• [WORK REQUEST]
Leave out the pictures and copy the remaining records exactly.

[Web page and app entries]
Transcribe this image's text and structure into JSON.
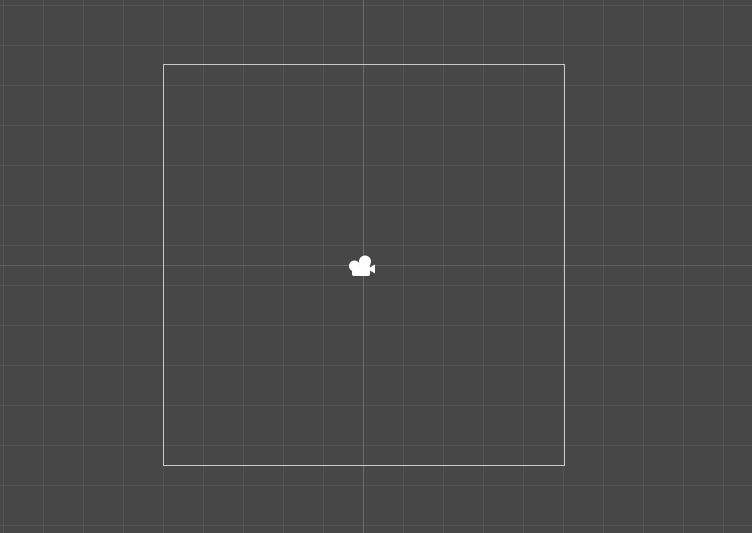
{
  "scene_view": {
    "background_color": "#474747",
    "grid_color": "#545454",
    "frame_color": "#c8c8c8",
    "camera_icon": "video-camera-icon",
    "icon_color": "#ffffff"
  }
}
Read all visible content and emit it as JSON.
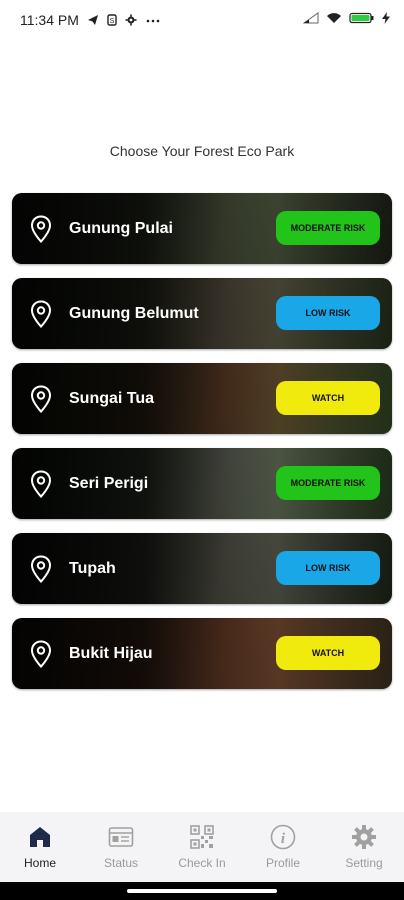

• [TASK SOLUTION]
Transcribe this image's text and structure into JSON.
{
  "scene_view": {
    "background_color": "#474747",
    "grid_color": "#545454",
    "frame_color": "#c8c8c8",
    "camera_icon": "video-camera-icon",
    "icon_color": "#ffffff"
  }
}
Read all visible content and emit it as JSON.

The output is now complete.